American Bar Association Panel Unanimously Gives Kennedy Highest Rating
Dec. 08, 1987
WASHINGTON (AP) _ An American Bar Association panel decided unanimously Tuesday to give Supreme Court nominee Anthony M. Kennedy its highest rating a week before the Senate opens hearings on him.
The ABA panel's rating of ''well qualified'' was a boost for Kennedy, a federal appeals court judge who is President Reagan's third choice to fill the vacancy on the Supreme Court.
The Senate Judiciary Committee plans to start confirmation hearings next Monday.
The 15-member ABA Standing Committee on the Federal Judiciary rated Kennedy, 51, of Sacramento, Calif., well qualified to serve on the Supreme Court, Justice Department spokesman Terry Eastland said. The other possible ratings were ''not opposed'' and ''not qualified.''
No senator has announced opposition to Kennedy. All but one of the women's, civil rights and civil liberties organizations that campaigned against defeated Supreme Court nominee Robert H. Bork have remained neutral so far.
Only the National Organization for Women, which opposed Bork, and the anti- abortion American Life League have announced opposition to Kennedy, a 12- year veteran of the 9th U.S. Circuit Court of Appeals who has written more than 400 opinions.
The lack of coordinated opposition and the favorable ABA rating indicate Senate hearings will open in a calm political atmosphere, a contrast to the strong opposition to Bork, an appeals judge who was Reagan's first nominee for the vacancy which occurred in June with the retirement of Justice Lewis F. Powell Jr. The court has been meeting with eight justices since Oct. 5.
A campaign to defeat Bork was well under way a week before his hearing began in September, and word had leaked out that the ABA panel was seriously divided.

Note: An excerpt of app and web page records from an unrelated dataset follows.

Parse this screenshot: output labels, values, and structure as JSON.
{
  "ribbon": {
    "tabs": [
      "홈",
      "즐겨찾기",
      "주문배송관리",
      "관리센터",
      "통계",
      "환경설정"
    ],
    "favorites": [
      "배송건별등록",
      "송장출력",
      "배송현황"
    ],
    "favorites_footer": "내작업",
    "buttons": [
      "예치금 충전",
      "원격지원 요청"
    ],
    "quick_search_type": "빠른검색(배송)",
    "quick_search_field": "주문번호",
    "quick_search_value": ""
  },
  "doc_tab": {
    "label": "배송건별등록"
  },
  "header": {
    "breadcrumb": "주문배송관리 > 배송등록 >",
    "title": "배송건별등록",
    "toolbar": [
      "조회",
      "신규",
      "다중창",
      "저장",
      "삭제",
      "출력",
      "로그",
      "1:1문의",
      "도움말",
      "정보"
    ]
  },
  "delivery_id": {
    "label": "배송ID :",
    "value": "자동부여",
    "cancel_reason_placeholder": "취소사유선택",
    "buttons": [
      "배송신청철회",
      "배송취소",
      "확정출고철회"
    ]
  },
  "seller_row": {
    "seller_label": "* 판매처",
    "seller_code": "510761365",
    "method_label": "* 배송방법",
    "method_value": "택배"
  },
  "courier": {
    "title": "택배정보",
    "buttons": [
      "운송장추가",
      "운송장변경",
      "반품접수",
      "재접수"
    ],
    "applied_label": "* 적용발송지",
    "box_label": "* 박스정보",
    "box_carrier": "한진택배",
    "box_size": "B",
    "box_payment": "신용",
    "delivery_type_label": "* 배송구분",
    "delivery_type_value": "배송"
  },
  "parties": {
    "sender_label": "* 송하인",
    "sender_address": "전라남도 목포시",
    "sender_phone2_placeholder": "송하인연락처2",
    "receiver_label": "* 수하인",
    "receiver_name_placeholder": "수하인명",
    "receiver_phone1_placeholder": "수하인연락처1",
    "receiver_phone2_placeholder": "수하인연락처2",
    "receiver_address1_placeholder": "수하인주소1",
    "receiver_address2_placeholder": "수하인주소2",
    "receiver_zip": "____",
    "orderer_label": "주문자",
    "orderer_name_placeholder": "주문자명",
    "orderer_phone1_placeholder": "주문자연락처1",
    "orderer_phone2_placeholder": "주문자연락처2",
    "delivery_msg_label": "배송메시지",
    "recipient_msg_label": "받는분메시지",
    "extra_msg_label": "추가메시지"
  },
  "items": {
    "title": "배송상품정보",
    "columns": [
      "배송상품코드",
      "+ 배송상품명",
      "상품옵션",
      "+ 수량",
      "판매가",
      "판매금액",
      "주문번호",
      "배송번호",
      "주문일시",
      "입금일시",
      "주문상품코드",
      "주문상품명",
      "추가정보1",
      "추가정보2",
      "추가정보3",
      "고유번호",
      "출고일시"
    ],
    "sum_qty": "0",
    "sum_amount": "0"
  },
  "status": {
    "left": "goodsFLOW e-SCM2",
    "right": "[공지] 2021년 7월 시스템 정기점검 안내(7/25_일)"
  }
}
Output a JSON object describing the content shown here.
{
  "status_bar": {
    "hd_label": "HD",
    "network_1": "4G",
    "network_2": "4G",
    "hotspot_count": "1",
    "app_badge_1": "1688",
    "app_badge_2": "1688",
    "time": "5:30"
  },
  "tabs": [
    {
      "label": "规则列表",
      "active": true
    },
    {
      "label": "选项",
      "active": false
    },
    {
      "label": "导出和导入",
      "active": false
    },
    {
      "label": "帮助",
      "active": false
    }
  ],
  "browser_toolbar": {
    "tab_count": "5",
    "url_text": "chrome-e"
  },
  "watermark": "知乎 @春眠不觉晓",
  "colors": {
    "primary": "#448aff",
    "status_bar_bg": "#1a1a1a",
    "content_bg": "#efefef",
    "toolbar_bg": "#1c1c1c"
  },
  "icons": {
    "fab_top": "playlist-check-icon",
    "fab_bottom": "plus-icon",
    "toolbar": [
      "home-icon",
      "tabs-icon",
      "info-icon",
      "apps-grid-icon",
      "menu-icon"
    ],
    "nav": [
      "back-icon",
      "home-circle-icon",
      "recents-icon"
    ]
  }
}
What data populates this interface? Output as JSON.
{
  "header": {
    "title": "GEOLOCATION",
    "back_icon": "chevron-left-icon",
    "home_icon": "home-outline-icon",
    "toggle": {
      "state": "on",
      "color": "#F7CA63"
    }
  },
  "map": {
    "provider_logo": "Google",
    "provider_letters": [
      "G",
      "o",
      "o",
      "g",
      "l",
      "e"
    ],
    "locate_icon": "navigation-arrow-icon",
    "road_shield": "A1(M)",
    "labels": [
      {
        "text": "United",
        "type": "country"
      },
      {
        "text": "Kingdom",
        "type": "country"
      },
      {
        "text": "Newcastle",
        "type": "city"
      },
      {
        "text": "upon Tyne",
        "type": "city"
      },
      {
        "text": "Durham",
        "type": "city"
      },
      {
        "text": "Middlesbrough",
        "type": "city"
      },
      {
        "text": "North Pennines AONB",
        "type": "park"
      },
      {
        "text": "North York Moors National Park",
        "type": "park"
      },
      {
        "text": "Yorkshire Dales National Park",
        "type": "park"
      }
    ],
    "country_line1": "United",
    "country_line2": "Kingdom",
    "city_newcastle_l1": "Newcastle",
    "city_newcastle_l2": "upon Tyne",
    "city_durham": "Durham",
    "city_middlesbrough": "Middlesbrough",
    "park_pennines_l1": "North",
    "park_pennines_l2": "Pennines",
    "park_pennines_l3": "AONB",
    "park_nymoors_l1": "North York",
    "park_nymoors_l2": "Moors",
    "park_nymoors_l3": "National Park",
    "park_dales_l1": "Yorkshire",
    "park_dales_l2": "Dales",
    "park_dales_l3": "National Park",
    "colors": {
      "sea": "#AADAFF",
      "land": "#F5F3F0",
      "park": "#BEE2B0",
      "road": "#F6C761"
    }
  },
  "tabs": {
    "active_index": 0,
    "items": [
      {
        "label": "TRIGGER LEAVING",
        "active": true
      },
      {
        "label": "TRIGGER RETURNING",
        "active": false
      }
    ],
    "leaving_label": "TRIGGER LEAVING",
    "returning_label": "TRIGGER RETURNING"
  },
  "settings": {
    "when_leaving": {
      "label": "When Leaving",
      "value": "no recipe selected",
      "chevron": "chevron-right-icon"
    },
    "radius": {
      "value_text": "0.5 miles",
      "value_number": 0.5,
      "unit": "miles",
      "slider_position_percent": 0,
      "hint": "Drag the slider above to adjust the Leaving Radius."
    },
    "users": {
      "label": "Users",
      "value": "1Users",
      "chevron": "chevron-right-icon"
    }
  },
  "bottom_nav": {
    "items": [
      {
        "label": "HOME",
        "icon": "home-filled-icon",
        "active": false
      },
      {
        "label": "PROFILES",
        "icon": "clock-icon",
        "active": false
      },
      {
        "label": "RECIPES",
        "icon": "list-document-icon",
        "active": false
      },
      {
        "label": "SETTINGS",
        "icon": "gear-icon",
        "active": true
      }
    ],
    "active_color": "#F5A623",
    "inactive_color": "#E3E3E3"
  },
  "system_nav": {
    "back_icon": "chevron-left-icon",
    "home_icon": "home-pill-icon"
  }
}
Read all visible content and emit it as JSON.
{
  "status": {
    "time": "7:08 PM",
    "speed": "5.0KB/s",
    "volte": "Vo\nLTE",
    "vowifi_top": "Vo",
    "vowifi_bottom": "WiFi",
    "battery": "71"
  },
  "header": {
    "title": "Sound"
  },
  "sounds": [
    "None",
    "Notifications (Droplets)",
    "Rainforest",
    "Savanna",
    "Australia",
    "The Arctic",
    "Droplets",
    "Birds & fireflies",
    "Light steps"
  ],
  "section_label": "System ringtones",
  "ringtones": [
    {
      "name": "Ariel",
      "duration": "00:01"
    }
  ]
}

Ten panel members rated Bork well qualified, four said he was not qualified and one member was not opposed.
The opposition intensified during and after the hearings, leading to Bork's defeat by the Senate on Oct. 23 by 58-42.
On Oct. 29, Reagan announced his plan to nominate U.S. Circuit Judge Douglas H. Ginsburg for the court. But Ginsburg withdrew from consideration on Nov. 7 after admitting he smoked marijuana in the past. The ABA committee had not completed its review of Ginsburg before he bowed out. Kennedy was nominated Nov. 11.
The well-qualified rating is reserved ''for those who meet the highest standards of professional competence, judicial temperament and integrity. The persons in this category must be among the best available for appointment to the Supreme Court,'' according to the ABA standards.
Eastland said: ''This is welcome news, and Judge Kennedy obviously merited this rating. In our judgment it's another reason that he should be swiftly confirmed.''
Judiciary Committee Chairman Joseph R. Biden Jr., D-Del., has said the committee would not vote until late January, after the Senate returns from its year-end recess.
According to its rules, the ABA panel interviews federal and state court judges, lawyers, law school professors and deans, officials of professional organizations and spokesmen representing women, minorities, the indigent, ethnics and other interest groups.
In addition, separate teams of law school professors and practicing lawyers review the legal writings of the nominee.
Kennedy has given few clues to his position on crucial constitutional questions such as the right of privacy, freedom of speech, affirmative action and sex discrimination. He did, however, write the opinion that opposed a Washington state plan to pay female government workers the same as men holding comparable jobs.
The next justice could tip the balance in cases involving such issues as abortion, affirmative action and separation of church and state.